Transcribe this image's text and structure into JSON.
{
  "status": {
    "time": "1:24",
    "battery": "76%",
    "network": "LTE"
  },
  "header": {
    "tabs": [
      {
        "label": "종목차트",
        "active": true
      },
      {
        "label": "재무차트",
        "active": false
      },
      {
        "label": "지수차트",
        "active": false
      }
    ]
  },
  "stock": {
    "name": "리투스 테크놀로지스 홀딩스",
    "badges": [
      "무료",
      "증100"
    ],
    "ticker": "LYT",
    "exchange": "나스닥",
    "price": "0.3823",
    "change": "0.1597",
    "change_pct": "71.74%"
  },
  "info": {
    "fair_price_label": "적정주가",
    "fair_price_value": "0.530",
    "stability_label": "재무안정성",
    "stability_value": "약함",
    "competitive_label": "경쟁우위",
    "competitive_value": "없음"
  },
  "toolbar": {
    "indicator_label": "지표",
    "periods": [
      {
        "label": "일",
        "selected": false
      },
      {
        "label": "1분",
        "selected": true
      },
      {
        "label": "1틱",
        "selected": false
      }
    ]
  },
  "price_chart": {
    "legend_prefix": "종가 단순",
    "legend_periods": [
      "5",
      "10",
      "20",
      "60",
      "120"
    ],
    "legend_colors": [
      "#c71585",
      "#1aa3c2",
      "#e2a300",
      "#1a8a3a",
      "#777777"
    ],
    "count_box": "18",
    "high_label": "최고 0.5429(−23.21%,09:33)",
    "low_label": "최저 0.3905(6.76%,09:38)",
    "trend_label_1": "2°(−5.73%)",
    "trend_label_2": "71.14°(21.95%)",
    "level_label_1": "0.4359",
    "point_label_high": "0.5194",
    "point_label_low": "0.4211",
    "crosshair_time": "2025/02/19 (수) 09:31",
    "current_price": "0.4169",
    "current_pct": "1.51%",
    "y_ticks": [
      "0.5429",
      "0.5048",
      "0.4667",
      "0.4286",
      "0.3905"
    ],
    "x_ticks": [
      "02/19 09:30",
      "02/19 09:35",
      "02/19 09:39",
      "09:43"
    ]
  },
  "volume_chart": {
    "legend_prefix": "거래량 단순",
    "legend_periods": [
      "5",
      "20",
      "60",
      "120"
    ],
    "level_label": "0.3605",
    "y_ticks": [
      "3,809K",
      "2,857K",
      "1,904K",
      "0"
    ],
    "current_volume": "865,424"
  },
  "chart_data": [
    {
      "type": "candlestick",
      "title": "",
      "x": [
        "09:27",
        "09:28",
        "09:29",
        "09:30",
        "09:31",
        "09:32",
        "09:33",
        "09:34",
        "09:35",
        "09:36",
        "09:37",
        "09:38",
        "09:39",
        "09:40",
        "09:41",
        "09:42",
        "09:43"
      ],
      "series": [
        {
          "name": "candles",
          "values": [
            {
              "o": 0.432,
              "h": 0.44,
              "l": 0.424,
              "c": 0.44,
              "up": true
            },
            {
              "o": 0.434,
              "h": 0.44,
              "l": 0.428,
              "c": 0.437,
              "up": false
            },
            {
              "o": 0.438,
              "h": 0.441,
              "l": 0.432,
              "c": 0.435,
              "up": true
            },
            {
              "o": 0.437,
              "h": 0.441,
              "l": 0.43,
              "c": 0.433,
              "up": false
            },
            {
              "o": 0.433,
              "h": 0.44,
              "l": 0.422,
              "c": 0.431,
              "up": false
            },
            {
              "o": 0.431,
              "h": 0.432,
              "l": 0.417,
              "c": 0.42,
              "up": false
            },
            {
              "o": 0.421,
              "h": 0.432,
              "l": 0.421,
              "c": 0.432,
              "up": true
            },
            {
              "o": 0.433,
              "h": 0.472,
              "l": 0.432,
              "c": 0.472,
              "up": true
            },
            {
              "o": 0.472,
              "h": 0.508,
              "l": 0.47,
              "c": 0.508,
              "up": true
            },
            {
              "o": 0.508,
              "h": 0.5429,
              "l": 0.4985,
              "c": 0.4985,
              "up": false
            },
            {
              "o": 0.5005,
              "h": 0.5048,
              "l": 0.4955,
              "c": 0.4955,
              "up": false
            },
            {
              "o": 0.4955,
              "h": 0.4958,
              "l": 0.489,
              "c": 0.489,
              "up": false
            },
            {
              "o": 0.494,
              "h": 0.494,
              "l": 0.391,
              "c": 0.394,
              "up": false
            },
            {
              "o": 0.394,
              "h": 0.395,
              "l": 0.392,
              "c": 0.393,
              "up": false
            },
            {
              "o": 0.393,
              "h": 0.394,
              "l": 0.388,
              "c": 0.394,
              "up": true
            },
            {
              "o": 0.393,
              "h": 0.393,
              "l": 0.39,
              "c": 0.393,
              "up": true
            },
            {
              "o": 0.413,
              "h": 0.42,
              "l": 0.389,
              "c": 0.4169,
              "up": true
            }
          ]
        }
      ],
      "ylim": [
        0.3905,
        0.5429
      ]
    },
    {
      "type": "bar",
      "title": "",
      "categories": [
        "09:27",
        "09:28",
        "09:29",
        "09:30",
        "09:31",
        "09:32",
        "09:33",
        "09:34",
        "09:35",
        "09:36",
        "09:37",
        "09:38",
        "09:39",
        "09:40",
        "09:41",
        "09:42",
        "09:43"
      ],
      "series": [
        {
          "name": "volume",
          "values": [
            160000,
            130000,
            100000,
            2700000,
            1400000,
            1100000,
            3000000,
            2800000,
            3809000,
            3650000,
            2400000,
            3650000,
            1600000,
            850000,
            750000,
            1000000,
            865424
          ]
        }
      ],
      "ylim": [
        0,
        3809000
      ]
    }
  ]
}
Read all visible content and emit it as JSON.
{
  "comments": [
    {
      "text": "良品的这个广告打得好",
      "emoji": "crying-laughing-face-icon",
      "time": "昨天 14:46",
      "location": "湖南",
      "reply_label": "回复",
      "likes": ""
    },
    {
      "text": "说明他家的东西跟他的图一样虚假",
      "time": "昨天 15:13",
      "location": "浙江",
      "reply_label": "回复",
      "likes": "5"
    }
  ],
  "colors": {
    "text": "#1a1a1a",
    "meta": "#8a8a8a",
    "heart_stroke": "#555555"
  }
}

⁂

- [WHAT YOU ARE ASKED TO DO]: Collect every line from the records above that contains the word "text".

- [REPLY TO THE TASK]:
Transcribe this image's text and structure into JSON.
      "text": "良品的这个广告打得好",
      "text": "说明他家的东西跟他的图一样虚假",
    "text": "#1a1a1a",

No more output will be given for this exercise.